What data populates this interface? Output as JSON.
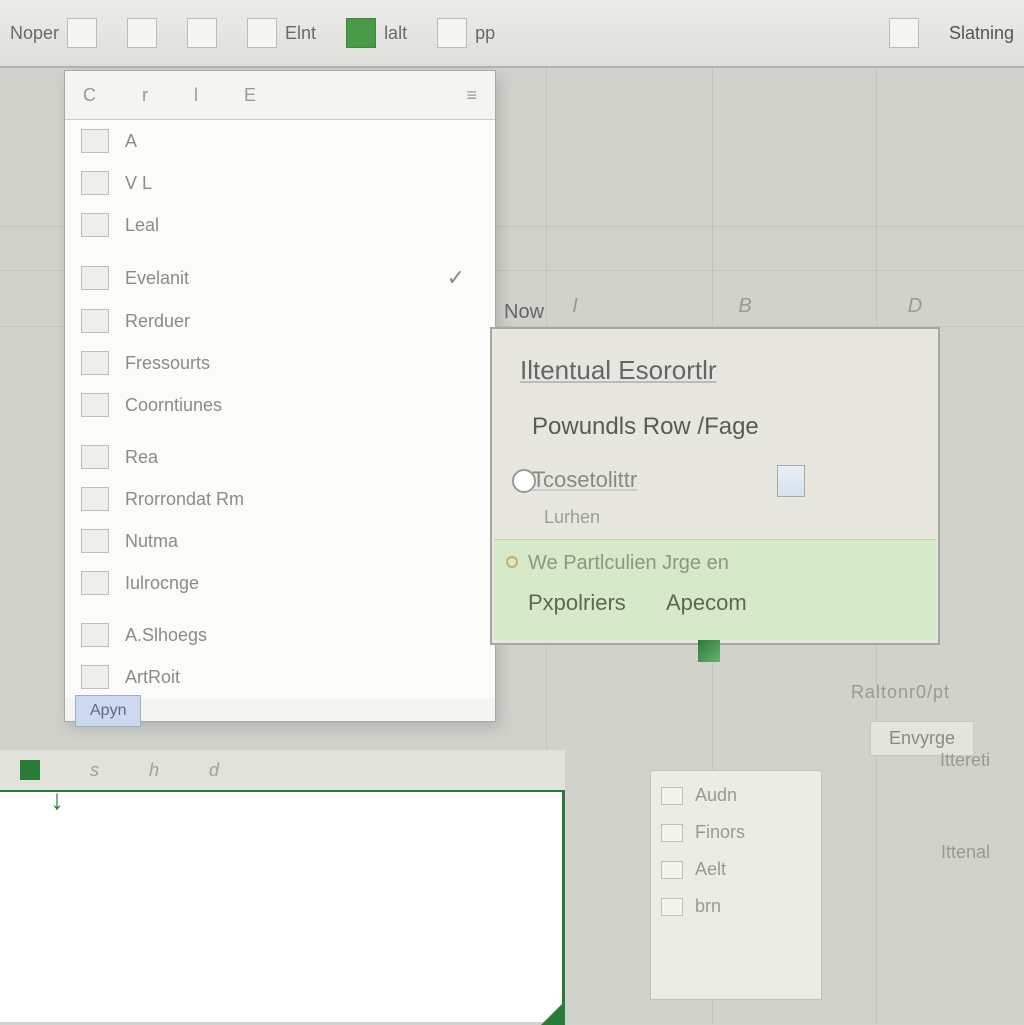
{
  "ribbon": {
    "groups": [
      {
        "label": "Noper"
      },
      {
        "label": ""
      },
      {
        "label": ""
      },
      {
        "label": ""
      },
      {
        "label": "Elnt"
      },
      {
        "label": "lalt"
      },
      {
        "label": "pp"
      },
      {
        "label": ""
      },
      {
        "label": "Slatning"
      }
    ]
  },
  "dropdown": {
    "topbar": [
      "C",
      "r",
      "l",
      "E",
      "≡"
    ],
    "items": [
      {
        "label": "A",
        "checked": false
      },
      {
        "label": "V L",
        "checked": false
      },
      {
        "label": "Leal",
        "checked": false
      },
      {
        "label": "Evelanit",
        "checked": true
      },
      {
        "label": "Rerduer",
        "checked": false
      },
      {
        "label": "Fressourts",
        "checked": false
      },
      {
        "label": "Coorntiunes",
        "checked": false
      },
      {
        "label": "Rea",
        "checked": false
      },
      {
        "label": "Rrorrondat Rm",
        "checked": false
      },
      {
        "label": "Nutma",
        "checked": false
      },
      {
        "label": "Iulrocnge",
        "checked": false
      },
      {
        "label": "A.Slhoegs",
        "checked": false
      },
      {
        "label": "ArtRoit",
        "checked": false
      }
    ],
    "footer": "Apyn"
  },
  "cols": [
    "I",
    "B",
    "D"
  ],
  "tooltip": {
    "now": "Now",
    "title": "Iltentual Esorortlr",
    "sub": "Powundls Row /Fage",
    "opt": "Tcosetolittr",
    "line4": "Lurhen",
    "hl_l1": "We Partlculien Jrge en",
    "hl_l2a": "Pxpolriers",
    "hl_l2b": "Apecom"
  },
  "side": {
    "hdr": "Raltonr0/pt",
    "tab": "Envyrge",
    "r1": "Ittereti",
    "r2": "Ittenal",
    "list": [
      "Audn",
      "Finors",
      "Aelt",
      "brn"
    ]
  },
  "sheet": {
    "cols": [
      "s",
      "h",
      "d"
    ]
  }
}
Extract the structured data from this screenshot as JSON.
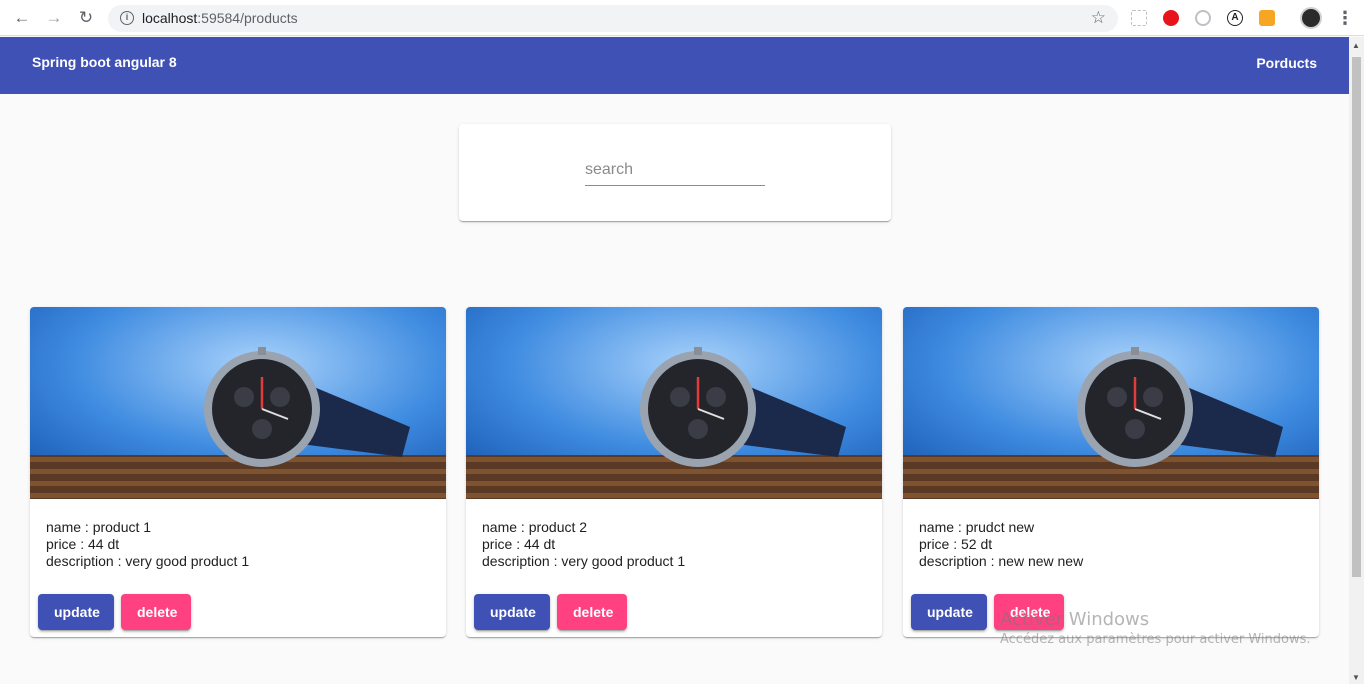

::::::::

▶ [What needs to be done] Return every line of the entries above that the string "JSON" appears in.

▶ [Finished exercise]
What data populates this interface? Output as JSON.
Extract the structured data from this screenshot as JSON.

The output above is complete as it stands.